## Problem to work on
What is needed is the number of lines below that contain the word "Kontrolery", with no other output.

Entries from a dataset of interfaces:
BEGIN

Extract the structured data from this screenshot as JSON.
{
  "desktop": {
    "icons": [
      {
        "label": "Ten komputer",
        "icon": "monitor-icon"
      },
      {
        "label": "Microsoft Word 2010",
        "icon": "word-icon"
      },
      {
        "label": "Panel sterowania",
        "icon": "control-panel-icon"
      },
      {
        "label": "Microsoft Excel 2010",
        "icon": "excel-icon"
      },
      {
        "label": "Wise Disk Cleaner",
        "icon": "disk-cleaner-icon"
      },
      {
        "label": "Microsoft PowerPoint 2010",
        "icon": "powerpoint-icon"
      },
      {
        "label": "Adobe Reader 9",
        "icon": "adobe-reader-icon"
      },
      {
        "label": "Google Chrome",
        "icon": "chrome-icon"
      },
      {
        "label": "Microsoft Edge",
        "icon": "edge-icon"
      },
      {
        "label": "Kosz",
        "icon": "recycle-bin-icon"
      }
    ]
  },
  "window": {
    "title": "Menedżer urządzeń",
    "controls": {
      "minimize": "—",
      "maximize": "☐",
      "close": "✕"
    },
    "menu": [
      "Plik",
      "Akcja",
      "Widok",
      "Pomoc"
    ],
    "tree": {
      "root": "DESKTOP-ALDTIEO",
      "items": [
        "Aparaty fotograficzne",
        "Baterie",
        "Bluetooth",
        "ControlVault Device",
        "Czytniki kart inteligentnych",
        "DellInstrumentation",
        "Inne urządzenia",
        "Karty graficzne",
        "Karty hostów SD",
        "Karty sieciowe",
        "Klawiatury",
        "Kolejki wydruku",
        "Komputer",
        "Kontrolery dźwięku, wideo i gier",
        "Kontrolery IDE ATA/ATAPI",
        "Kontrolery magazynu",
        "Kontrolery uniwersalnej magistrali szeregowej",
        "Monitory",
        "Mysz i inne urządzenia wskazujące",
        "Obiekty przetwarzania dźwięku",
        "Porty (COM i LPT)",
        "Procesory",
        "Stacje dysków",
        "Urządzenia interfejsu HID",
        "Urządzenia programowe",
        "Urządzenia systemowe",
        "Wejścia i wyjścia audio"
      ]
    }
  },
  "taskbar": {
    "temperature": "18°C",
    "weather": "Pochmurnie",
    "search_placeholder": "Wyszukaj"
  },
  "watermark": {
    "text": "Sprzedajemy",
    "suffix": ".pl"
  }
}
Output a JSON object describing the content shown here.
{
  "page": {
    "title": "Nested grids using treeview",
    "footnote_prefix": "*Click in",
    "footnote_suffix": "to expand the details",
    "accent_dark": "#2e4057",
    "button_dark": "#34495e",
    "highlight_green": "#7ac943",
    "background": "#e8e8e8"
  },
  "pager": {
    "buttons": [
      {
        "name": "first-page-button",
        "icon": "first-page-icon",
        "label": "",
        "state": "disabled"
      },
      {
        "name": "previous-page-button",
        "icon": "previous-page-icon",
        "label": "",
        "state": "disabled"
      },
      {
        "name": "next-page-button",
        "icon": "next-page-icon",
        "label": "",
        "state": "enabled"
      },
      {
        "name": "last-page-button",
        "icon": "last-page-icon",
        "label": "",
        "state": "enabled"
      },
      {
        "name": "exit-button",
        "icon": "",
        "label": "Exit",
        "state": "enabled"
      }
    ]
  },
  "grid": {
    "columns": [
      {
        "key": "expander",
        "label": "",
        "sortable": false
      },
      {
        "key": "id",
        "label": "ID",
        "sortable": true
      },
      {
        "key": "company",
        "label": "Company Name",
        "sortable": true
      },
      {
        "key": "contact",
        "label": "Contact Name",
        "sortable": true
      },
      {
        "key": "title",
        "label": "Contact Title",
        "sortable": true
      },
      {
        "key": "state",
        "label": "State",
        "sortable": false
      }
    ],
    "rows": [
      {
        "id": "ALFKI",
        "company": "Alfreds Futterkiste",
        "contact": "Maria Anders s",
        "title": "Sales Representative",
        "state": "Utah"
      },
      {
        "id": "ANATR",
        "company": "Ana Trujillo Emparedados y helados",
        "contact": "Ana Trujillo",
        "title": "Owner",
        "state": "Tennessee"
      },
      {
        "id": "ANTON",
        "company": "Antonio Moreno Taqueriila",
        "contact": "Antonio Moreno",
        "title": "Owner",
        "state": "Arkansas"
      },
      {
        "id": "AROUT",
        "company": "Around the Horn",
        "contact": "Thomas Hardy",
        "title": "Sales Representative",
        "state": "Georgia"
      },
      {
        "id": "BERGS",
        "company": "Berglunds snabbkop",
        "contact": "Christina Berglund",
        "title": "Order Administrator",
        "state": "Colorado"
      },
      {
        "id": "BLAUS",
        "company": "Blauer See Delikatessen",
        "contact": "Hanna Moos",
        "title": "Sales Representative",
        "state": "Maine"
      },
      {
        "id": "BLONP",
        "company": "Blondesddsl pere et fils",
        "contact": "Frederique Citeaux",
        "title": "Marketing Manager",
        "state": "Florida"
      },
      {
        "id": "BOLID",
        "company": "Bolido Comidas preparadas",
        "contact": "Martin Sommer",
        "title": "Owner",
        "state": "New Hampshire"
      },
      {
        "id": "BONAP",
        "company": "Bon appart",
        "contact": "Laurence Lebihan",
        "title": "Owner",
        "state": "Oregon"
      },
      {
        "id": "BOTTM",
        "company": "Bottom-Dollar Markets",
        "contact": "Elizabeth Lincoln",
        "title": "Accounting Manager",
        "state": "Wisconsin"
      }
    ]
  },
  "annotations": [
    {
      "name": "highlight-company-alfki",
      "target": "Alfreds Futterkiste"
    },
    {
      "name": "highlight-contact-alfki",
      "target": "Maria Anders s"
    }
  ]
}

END
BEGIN

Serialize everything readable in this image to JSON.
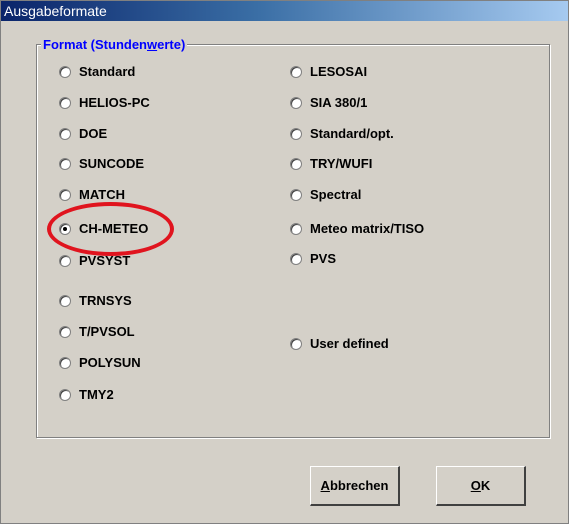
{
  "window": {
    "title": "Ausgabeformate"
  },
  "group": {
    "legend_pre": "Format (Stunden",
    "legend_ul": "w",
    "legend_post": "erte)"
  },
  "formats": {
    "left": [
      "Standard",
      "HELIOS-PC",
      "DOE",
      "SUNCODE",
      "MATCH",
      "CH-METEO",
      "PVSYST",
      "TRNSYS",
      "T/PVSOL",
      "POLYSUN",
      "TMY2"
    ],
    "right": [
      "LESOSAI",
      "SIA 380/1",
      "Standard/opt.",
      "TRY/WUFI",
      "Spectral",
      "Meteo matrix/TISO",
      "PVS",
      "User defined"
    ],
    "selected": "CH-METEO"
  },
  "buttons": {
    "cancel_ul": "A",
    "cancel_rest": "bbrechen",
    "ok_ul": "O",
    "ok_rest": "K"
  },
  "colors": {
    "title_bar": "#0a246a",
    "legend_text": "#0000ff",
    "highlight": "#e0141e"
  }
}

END

## Result for this task
4